_To do_: Filter the entries for the word "beanName". Copy each line in which it occurs.

Start of Material for this exercise

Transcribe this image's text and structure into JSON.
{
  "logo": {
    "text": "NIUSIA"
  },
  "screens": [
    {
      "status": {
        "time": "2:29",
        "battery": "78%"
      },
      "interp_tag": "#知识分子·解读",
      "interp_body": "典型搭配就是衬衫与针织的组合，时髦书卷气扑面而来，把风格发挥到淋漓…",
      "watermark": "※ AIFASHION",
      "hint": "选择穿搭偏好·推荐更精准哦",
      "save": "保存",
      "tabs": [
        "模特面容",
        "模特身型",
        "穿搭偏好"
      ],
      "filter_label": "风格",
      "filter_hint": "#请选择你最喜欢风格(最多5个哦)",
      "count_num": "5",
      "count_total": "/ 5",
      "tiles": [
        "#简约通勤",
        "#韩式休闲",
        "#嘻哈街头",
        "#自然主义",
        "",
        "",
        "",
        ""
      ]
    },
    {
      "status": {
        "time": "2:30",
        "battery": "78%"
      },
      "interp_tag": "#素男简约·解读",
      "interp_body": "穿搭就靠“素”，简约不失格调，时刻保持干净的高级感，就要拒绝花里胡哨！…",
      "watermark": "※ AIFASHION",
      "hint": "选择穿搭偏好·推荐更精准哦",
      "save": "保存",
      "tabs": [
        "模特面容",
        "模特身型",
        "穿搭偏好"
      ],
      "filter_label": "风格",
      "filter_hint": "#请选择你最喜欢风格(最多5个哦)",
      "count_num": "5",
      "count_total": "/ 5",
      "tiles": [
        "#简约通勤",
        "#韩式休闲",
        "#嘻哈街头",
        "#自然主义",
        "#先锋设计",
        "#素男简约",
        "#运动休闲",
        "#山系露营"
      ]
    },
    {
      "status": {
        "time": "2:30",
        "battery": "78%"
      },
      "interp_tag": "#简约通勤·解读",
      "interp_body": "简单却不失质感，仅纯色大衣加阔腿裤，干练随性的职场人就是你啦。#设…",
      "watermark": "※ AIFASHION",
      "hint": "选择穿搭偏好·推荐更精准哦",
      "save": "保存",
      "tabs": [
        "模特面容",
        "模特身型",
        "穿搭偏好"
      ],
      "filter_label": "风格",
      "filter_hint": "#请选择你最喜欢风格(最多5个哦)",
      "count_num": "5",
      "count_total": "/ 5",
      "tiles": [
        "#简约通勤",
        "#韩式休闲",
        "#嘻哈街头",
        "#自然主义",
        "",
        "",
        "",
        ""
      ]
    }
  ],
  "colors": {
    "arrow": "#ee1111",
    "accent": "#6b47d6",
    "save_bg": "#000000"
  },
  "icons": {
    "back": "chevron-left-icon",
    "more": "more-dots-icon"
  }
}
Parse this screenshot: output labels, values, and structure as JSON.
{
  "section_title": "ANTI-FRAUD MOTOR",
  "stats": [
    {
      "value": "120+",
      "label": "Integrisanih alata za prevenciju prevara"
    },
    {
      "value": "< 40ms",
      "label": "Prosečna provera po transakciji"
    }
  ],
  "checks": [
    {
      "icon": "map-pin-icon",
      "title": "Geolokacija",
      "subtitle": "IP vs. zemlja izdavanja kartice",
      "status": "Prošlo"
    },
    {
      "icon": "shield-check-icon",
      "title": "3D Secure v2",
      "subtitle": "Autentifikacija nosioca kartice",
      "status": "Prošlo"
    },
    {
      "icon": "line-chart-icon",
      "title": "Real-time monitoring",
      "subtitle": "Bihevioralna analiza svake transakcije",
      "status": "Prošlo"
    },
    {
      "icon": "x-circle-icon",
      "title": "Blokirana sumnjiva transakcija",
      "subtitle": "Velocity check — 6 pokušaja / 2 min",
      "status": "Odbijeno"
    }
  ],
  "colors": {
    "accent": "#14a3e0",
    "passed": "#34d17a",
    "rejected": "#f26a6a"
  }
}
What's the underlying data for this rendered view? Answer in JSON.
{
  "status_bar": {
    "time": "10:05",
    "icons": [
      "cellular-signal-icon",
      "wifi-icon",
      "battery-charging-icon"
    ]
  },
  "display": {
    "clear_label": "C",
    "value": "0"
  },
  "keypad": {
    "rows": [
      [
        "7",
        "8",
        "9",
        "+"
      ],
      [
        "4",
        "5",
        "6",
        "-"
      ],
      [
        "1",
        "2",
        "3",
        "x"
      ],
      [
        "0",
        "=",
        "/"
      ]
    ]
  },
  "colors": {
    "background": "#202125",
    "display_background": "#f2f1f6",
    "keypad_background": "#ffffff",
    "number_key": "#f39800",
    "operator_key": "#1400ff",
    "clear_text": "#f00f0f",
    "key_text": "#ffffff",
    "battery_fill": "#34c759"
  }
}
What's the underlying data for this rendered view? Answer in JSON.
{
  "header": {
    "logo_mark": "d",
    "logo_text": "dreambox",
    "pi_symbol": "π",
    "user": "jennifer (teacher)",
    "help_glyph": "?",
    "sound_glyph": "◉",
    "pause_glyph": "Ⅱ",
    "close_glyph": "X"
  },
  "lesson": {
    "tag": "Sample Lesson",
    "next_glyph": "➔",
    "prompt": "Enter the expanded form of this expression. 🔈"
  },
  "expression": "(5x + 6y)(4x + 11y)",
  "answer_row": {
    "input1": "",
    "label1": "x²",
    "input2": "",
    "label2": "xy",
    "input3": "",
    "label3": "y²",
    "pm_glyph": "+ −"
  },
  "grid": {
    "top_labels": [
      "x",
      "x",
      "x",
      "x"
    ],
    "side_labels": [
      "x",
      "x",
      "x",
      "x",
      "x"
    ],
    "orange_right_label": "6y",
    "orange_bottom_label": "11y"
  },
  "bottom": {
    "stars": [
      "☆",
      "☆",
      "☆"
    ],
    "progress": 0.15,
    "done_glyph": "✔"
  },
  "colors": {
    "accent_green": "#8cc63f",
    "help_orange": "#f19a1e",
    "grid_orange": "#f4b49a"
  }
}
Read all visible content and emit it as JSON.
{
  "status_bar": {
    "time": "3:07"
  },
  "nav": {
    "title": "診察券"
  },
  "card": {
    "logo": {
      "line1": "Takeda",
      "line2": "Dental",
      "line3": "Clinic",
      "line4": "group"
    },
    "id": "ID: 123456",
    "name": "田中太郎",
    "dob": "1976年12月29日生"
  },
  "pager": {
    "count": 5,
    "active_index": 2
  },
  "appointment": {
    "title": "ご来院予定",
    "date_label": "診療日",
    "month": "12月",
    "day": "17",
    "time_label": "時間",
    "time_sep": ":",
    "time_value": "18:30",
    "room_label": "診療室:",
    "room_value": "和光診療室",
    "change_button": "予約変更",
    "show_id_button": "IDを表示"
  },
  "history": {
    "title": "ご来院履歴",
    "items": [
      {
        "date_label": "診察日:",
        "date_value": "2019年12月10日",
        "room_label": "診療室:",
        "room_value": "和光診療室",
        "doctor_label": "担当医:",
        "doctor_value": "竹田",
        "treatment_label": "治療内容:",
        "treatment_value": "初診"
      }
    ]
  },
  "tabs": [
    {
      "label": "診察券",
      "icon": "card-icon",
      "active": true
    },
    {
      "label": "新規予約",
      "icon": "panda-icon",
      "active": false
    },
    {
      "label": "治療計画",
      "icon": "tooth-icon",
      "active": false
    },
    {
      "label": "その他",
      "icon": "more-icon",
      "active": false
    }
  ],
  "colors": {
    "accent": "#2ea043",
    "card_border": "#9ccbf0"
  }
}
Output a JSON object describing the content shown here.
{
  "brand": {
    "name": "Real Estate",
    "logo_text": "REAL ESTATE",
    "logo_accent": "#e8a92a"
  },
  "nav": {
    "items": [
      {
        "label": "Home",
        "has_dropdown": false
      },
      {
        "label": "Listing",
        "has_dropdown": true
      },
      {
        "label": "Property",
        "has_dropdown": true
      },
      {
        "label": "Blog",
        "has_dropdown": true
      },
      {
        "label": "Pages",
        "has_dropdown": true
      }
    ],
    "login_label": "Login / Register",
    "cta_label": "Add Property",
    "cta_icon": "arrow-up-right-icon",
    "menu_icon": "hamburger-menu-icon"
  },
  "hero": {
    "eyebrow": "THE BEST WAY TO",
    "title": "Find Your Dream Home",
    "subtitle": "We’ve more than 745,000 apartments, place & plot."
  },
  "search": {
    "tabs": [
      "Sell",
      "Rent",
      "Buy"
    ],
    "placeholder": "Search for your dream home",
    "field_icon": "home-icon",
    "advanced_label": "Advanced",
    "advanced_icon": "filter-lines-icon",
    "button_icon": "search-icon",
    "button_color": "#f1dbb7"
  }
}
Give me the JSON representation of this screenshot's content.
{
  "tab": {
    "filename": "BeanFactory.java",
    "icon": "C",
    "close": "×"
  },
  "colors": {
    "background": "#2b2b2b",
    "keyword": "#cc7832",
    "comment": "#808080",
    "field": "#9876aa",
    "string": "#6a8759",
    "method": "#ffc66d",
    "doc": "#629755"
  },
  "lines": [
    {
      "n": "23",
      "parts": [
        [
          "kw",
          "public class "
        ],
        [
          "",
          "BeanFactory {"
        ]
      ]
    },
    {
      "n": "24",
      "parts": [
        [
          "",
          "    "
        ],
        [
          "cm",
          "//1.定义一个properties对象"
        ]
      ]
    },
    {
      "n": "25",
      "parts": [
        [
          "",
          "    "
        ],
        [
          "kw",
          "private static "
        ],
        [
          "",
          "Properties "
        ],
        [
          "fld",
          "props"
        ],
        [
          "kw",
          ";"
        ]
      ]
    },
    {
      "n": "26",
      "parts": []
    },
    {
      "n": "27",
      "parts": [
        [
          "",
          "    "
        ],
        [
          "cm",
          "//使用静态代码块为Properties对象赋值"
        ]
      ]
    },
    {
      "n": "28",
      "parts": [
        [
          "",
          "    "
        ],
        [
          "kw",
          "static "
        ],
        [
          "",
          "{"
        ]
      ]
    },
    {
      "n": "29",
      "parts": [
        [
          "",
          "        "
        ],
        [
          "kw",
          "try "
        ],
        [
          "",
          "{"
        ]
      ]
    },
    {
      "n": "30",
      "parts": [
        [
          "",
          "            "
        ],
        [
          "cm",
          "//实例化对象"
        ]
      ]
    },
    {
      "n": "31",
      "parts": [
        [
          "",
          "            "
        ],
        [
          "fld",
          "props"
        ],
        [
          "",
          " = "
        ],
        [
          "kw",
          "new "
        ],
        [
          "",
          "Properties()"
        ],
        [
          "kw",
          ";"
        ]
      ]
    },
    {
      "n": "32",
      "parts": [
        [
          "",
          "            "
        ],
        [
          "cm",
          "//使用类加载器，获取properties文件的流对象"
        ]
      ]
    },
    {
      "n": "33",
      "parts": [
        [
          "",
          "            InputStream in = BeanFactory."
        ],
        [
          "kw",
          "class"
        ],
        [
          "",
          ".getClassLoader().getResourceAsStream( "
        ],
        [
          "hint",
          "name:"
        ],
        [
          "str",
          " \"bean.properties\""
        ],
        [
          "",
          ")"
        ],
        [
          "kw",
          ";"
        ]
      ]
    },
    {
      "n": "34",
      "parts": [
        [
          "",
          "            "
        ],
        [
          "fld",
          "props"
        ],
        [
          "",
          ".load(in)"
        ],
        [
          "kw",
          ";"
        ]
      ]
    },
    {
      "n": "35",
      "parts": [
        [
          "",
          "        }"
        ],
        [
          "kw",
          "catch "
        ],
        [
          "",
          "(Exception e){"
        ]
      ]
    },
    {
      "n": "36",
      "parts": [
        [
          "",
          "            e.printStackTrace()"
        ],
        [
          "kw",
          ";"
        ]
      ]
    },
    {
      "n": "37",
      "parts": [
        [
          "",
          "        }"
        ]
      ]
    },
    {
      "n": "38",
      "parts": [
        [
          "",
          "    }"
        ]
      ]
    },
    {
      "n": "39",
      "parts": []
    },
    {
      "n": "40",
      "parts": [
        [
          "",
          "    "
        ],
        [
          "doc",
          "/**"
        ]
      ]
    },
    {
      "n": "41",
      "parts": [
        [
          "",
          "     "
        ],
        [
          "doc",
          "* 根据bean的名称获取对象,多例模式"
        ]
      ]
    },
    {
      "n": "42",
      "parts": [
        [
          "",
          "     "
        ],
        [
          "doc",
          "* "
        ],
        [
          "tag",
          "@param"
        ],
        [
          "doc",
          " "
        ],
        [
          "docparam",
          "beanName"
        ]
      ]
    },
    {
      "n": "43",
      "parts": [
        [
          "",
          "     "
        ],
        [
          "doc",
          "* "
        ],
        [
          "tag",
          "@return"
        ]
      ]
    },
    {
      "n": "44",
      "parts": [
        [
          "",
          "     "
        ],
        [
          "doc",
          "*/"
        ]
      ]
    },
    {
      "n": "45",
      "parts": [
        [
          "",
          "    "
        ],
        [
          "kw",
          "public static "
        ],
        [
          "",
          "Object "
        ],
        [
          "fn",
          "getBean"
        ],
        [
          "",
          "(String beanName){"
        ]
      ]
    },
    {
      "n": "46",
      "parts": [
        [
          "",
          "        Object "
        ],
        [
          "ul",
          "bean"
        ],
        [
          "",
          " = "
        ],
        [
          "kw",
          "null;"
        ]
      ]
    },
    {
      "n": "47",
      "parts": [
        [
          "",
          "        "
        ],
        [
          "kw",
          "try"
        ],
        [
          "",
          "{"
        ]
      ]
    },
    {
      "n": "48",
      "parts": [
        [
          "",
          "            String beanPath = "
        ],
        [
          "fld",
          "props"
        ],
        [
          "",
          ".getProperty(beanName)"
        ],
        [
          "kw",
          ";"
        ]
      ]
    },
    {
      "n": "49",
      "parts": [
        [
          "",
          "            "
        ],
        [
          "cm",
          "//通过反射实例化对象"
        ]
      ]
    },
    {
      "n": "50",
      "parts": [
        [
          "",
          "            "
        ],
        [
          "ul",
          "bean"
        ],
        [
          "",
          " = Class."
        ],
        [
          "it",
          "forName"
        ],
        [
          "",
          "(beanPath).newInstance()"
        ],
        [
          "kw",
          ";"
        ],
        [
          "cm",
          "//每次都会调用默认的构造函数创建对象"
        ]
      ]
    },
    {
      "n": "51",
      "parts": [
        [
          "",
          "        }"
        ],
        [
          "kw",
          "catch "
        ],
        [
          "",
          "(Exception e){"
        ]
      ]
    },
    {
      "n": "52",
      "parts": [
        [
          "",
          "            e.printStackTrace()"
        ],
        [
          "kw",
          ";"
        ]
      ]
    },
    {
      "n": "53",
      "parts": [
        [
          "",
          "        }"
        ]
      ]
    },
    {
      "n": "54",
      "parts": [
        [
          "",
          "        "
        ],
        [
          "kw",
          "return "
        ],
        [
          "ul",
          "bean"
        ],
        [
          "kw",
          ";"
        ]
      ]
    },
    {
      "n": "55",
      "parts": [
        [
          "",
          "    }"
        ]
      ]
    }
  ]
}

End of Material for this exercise

_Response to this task_:
          "beanName"
          "(String beanName){"
          ".getProperty(beanName)"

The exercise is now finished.